Krapp clearly struggles with his former selves, ridiculing his earlier thoughts, ideas, and feelings, but he is also obviously anxious to recapture the splendor of his youth while simultaneously fearing what he may discover among the tapes of his former voices.  He wants to remember--and feel superior toward--his naive, idealistic twenty-something alter ego, and his present, 69-year-old self joins in mocking his youth as he listens to the caustic commentary from his 39-year-old persona. Ultimately, himself-from-thirty-years-ago disgusts the elder Krapp, and he considers himself now fortunate to be rid of 39-him and the rest of his youthful voices.  But this isn't entirely true; he longs to recover what had been so easy and natural as a younger man--that optimism, self-assurance, confidence--before life's trials and tribulations jaded him.  This denial of desires is contrasted with his strange obsession for bananas, which is an example of Beckett's "dark humor" about sexuality.  An actor playing Krapp must carry the play by a strong solo performance, and the psychological twists and convolutions throughout make for anything but smooth sailing.

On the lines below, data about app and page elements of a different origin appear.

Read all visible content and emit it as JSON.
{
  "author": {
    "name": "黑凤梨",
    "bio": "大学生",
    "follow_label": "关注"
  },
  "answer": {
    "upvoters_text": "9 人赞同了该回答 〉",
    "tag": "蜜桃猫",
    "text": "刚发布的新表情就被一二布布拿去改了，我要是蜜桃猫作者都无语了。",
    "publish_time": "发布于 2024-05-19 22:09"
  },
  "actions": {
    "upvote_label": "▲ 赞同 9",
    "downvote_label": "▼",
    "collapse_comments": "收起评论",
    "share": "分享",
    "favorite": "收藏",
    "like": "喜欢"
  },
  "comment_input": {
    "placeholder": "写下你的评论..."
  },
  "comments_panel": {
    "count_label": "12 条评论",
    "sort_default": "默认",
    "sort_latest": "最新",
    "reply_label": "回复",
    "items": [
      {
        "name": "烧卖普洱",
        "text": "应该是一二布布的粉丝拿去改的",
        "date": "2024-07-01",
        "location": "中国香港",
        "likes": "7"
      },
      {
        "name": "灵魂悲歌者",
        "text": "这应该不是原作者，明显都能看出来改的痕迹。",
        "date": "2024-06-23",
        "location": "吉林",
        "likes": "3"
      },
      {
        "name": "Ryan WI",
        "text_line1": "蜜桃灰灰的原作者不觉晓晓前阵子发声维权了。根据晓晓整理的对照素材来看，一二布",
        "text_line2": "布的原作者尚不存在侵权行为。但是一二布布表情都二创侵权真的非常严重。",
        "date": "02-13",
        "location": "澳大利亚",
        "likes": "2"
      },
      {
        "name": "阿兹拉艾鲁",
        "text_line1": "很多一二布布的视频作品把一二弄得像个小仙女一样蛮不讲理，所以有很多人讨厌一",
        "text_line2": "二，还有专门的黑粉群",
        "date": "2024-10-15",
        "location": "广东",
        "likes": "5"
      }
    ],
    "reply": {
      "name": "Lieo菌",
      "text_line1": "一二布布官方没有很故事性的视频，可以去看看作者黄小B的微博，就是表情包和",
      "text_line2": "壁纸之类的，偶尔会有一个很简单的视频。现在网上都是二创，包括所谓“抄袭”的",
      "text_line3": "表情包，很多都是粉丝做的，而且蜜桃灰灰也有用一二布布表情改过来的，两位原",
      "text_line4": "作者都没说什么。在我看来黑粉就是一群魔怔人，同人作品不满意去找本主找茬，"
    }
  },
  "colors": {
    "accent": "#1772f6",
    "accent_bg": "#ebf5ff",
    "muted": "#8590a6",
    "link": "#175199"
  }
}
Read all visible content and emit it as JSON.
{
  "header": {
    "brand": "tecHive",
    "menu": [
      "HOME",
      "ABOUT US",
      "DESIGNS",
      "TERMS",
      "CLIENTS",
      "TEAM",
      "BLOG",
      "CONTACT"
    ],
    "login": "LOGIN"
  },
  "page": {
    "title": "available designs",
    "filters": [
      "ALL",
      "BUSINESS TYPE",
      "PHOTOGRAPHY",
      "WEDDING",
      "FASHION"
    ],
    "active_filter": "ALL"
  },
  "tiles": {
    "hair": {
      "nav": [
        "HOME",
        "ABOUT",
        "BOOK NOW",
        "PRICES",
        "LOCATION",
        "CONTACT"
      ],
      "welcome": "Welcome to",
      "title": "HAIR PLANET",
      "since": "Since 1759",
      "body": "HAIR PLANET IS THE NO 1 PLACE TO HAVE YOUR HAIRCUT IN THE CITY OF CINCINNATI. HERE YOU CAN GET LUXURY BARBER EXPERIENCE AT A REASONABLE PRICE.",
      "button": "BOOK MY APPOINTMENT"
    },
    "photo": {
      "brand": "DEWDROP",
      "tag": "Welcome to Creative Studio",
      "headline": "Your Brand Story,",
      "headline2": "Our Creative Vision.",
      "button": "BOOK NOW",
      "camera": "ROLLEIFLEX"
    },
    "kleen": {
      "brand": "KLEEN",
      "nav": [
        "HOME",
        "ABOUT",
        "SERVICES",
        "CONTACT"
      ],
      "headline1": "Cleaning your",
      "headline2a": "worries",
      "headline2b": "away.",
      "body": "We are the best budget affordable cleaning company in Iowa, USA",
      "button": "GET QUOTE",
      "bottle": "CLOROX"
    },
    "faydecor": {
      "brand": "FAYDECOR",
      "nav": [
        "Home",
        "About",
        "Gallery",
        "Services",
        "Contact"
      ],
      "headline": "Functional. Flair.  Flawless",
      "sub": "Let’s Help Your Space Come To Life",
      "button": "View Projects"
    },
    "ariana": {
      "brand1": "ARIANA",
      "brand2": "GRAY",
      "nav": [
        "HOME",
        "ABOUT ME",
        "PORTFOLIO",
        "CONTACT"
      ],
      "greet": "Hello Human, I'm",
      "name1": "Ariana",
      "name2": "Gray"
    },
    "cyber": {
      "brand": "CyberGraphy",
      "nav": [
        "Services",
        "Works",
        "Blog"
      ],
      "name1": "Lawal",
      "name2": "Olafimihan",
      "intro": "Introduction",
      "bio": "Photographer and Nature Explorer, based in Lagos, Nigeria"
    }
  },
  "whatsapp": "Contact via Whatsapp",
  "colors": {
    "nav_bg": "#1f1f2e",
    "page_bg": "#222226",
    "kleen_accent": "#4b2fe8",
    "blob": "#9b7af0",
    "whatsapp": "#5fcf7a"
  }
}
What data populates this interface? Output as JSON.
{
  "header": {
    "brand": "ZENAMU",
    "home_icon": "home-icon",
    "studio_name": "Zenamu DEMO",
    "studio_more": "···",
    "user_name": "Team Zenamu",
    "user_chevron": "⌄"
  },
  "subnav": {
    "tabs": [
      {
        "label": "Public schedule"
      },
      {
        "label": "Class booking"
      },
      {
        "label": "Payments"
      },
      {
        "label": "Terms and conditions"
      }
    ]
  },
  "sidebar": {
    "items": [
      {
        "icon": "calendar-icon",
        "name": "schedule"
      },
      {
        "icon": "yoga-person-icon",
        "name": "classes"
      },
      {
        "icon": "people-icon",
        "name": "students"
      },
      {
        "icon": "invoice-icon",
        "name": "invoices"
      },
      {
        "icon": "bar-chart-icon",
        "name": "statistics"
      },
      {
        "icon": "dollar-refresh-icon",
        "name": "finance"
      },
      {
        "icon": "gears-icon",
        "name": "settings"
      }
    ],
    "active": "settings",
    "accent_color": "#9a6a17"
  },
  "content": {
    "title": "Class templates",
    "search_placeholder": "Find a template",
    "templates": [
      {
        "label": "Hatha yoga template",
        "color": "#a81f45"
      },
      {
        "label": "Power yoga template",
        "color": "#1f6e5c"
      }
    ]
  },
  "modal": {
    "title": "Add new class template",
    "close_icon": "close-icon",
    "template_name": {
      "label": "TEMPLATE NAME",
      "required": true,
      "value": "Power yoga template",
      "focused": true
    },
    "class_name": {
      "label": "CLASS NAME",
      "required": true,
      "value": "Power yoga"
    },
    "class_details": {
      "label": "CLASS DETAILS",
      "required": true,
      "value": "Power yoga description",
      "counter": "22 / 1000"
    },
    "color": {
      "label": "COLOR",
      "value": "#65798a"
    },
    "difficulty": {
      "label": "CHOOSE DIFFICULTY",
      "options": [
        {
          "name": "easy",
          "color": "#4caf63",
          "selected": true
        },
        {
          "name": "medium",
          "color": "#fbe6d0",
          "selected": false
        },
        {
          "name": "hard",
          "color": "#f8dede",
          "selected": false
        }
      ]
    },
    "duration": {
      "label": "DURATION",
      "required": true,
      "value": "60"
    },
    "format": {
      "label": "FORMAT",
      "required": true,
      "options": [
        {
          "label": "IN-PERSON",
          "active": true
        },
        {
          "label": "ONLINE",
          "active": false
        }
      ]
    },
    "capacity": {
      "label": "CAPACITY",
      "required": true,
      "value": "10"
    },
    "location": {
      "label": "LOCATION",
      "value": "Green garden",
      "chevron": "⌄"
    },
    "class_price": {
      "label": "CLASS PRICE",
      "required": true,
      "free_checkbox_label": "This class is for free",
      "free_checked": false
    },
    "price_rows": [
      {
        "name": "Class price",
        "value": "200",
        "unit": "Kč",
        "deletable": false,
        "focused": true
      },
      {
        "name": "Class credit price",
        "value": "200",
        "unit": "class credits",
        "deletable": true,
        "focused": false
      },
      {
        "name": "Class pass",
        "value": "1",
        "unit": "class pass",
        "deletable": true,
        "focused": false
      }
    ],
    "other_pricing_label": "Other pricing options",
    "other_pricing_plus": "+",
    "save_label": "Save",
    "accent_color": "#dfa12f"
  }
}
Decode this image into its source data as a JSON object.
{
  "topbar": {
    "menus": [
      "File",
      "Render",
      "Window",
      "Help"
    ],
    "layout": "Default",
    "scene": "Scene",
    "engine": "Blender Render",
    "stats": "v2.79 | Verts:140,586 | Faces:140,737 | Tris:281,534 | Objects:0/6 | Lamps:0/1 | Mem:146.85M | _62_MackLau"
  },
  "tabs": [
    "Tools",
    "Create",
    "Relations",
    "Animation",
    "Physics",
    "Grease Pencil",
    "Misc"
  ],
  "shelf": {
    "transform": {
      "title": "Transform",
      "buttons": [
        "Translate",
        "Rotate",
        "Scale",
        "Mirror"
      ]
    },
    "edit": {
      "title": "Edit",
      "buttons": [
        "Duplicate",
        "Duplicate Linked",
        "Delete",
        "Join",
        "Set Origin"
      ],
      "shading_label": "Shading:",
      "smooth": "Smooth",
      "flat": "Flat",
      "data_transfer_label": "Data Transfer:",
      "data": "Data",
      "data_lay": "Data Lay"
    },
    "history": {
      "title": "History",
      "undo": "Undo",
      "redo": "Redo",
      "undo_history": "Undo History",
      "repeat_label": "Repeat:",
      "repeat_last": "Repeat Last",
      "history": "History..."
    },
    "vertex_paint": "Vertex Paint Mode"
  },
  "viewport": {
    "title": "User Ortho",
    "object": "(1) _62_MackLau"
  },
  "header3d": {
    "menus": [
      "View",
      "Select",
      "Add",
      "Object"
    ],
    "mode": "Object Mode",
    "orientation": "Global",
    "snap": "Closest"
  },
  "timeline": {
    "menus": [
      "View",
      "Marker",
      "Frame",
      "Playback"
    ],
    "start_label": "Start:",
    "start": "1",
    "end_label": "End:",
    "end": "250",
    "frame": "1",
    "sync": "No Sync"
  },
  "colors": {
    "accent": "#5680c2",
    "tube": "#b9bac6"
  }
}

Beckett was a master at tragic comedy, or "tragicomedy," as critics dubbed it.  The absurdity of situations counterpoints seemingly ordinary circumstances, so that the emotional turmoil a character experiences descends upon the audience in waves.  Modern readers may be perplexed by some of Krapp's expressions--or maybe just because of the central prop, a reel-to-reel tape recorder, which nobody under age 35 has probably seen outside of a museum--but those more mature in the audience (or readership) can relate to Krapp's agony.  We, too, may sometimes wonder if our lives have been as productive and fruitful (or even enjoyable) as we had once hoped and dreamed.  The past is definitely more difficult to scrutinize than the future, because we have a little more certainty about what has happened than what may yet occur.  Beckett reminds us, however, that this certainty may be mostly illusory.  The lessons from our youth may teach us something in our senior years, but we have to really want to learn from them, and that, as Krapp reveals, is the truly bitter pill.


P.S.  Consider Beckett's themes in light of Bob Dylan's "When I Paint My Masterpiece," as covered by The Band, on the group's LP, Cahoots (1971).